Venezuela's state-run telecommunications agency formally notified two dozen local cable television channels on Thursday that they must carry mandatory government programming, including marathon speeches by President Hugo Chavez.

Agency director Diosdado Cabello said 24 cable channels, including the anti-Chavez channel Radio Caracas Television, which moved to cable in 2007 after the government refused to renew its broadcast license, must air presidential addresses under new regulations.

Cabello said the rules approved by the agency last month only apply to cable stations that produce content within Venezuela.

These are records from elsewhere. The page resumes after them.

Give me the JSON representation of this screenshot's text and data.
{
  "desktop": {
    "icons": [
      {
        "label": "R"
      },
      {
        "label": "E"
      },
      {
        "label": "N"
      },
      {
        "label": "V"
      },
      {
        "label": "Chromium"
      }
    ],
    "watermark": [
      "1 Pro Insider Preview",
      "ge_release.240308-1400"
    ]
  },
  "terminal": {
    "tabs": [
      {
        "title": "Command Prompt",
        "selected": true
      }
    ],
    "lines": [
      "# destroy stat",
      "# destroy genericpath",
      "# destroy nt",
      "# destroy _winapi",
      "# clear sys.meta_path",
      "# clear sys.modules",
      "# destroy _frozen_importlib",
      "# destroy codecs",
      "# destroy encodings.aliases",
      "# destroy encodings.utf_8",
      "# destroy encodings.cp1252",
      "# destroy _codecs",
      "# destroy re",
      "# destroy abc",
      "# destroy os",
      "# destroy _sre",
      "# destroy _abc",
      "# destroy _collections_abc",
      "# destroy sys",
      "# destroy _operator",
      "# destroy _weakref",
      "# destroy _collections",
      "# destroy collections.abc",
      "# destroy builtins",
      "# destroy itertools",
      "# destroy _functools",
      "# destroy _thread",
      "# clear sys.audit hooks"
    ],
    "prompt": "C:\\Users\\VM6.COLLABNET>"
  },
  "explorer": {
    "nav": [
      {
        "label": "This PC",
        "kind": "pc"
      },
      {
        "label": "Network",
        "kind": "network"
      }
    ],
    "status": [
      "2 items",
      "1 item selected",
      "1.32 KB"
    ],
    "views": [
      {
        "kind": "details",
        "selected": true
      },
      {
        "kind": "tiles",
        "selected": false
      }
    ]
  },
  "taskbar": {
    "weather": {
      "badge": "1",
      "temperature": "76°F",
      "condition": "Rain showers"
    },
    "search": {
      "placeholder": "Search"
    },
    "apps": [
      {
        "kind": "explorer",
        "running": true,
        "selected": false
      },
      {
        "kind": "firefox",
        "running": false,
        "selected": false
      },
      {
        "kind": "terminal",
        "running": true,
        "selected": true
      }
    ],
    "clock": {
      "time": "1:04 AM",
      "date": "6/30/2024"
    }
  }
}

More than 160 other cable channels, including the Caracas-based and state-run Telesur network, CNN, Discovery, Fox, HBO, MTV, Sony, TNT, Univision and ESPN, are exempt from the new regulations, he said.

The president of Venezuela's cable television chamber, Mario Seijas, told The Associated Press the changes would not significantly affect cable providers operating in the South American country because most of the channels carried on cable would abide by the new rules.

"Our programming won't be altered," Seijas said.

Roughly 37 percent of Venezuelan homes receive cable television, according to the telecommunications agency.

If any channel violates the new regulations, Cabello said operators must "immediately remove them from programming" or face sanctions, including hefty fines.

Cabello also urged prosecutors on Thursday to file criminal charges against Noel Alvarez, the president of Venezuela's largest business chamber, for allegedly attempting to incite a coup. In a recent televised interview Alvarez made statements aimed at provoking a military rebellion against Chavez, he said.

Alvarez could not be immediately reached for comment regarding the accusations.